- Opening Delimiter -

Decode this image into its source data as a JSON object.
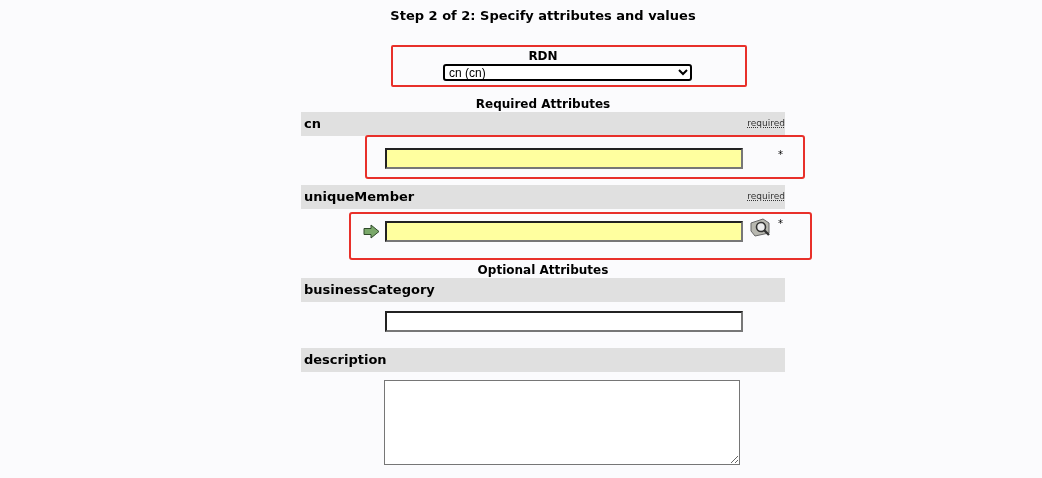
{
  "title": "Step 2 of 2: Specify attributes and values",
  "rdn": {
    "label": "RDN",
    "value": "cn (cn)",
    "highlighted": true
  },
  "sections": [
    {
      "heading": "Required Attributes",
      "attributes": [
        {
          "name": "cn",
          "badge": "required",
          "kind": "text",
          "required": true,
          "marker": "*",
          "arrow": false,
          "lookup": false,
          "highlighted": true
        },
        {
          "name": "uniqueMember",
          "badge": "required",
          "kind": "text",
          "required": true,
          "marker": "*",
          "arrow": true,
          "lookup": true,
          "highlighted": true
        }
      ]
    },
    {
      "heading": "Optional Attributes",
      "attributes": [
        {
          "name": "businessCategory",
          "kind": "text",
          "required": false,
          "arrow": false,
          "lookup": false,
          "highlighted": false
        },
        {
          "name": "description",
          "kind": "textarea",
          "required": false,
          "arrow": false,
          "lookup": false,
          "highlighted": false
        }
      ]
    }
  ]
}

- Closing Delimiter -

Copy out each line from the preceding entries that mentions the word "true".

» **Reply**:
    "highlighted": true
          "required": true,
          "highlighted": true
          "required": true,
          "arrow": true,
          "lookup": true,
          "highlighted": true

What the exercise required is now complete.